(Now, if all of those were nonfiction, I’d be a genius by now! But they aren’t. I admit it, I use audiobooks for entertainment more than for learning, because I can’t always give an audiobook the focus it needs when it’s nonfiction and I am doing a task.)

Audiobooks will expose you to books you otherwise might not read

I am not a quitter. That’s both a blessing and a curse. As a curse, it means I will finish a book even if I don’t like reading it. Audiobooks save me from that because there’s less of a commitment, I guess. I will quit an audiobook part way through—and have.

That means I will take a chance on a book in audio form that I wouldn’t consider in hardcover or paperback. And this willingness to listen to a book I wouldn’t read has exposed me to other people’s points of views which has broadened my horizons and understanding of the world.

Plus you’ll get exposed to books you will fall in love with an want to own. Books like An Immense World, From What Is to What If and Pastoral Song are three books that I first found as audiobooks then bought as actual books because I loved them so much—and they have been life-changing for me. Without the exposure to the wide selection of books when I use the Libby app, I might not ever have found these books.

The best part? You’re being read to

Here’s the deal: You might like listening to music while doing tasks, or having the TV on in the background, but nothing is as soothing as having someone read to you while you wash dishes or weed in the garden.

And sometimes, a book is even better when read out loud as an audiobook. For example, Mr. Penumbra’s 24-Hour Bookstore is an absolute delight as an audiobook…and simply entertaining in paperback.

And now, what about work?

Ah, yes, the promise in my headline…how will audiobooks improve your writing at work? For all of the reasons I stated above:

  • Your imagination will improve.
  • Your vocabulary will improve.
  • Your knowledge will improve.
  • Your critical thinking skills will improve.
  • Your empathy will improve.

To write better, read more. And audiobooks simply make that much much easier to do!

How to find audiobooks

OK, so you’re convinced you want to try audiobooks, either for entertainment or learning or both. Now what?

Well, now you need to know how to get started.

I say start free. You don’t have to pay! (Looking at you, Audible.) You only need a library card for your local library and the Libby app.

Then you can search the database using filters to find what you’d like.

For me, I also have a board on Pinterest where I pin books I’m interested in. Then I look for those books as audiobooks using Libby.

I have learned that many books aren’t available as audiobooks, so it’s not a guarantee you’ll get what you want, but you’ll find some of the books you want that way.

(Note: If you want to get to know someone, really know them, see what books interest them. I just gave you huge insight into my scary brain by sharing that Pinterest board with you. Don’t judge me.)

Are there downsides to audiobooks?

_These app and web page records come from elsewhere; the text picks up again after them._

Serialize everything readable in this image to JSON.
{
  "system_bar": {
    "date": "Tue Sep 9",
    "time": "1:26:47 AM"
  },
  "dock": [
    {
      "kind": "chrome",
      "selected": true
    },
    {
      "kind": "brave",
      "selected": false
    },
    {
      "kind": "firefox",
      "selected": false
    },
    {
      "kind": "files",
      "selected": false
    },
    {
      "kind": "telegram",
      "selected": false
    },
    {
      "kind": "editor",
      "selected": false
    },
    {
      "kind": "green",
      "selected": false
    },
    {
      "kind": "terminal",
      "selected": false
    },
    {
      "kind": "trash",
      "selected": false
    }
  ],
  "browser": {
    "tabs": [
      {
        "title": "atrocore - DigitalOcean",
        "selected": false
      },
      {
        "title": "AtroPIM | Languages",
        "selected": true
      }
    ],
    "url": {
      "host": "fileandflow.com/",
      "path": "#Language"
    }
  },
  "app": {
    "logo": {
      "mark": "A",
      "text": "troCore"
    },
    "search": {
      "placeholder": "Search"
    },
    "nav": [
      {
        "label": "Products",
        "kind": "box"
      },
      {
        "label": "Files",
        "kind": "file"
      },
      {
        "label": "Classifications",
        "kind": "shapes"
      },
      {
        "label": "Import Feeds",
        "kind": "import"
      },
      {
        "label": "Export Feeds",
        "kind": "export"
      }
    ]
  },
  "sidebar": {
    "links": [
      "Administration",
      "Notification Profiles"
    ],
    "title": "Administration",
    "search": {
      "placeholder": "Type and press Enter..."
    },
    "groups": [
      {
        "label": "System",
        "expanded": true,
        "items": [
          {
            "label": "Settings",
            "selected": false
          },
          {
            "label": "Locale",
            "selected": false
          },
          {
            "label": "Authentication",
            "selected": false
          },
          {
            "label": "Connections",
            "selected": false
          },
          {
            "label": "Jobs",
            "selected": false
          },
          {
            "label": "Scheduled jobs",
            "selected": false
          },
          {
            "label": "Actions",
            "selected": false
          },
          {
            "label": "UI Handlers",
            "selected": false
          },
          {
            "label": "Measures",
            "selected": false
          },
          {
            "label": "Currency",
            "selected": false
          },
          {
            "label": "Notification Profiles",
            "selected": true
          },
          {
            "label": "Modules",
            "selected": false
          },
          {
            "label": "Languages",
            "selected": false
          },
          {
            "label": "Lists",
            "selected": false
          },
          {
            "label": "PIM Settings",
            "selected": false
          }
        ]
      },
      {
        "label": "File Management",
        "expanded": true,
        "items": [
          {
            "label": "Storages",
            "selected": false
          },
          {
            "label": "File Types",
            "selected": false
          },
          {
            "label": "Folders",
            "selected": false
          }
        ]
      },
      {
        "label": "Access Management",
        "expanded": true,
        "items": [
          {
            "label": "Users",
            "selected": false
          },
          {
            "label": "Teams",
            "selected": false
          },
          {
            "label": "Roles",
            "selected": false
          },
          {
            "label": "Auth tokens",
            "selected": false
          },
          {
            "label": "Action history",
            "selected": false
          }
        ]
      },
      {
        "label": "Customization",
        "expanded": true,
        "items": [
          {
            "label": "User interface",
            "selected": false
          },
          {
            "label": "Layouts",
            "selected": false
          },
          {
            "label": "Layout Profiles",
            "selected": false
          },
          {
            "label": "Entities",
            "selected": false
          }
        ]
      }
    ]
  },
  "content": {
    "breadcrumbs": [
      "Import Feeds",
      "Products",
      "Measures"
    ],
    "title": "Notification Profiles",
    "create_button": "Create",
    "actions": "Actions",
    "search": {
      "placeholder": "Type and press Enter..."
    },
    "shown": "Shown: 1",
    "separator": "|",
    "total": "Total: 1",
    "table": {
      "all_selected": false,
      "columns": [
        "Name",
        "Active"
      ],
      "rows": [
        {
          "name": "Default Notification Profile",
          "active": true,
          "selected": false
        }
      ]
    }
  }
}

The fact is, nothing is perfect (except books) and so there are three downsides to audiobooks, in my opinion.

The first happens when listening nonfiction: I often listen to nonfiction that has statistics or numbers, and those are easier to absorb when read than heard.

The second also involves nonfiction: Sometimes I want to go back to earlier material in the book to better understand a point, but I can’t flip through pages to do so, and it’s too cumbersome to rewind and try to find an exact spot using Libby.

And the third is that not every book works as an audiobook. Many are better as audiobooks because the reader is so talented. But sometimes the reader is dry and has a voice hard to listen to. This is especially true when an author reads a book. Ed Yong, the author of An Immense World, narrated his own book, and I was apprehensive about that. But he is a delightful reader of his own material.

Are you ready for audio?

I hope this post has convinced you to give audiobooks a try because you have absolutely nothing to lose by doing so…and a whole helluva lot to gain. Let me know what you think!

Photo by Pixabay: https://www.pexels.com/photo/books-in-black-wooden-book-shelf-159711/

Sharon Ernst is a freelance editor and writer at www.weknowwords.com, a teacher and coach at www.betterfasterwriter.com. And a farmer and planet saver at www.literalroadfarm.com.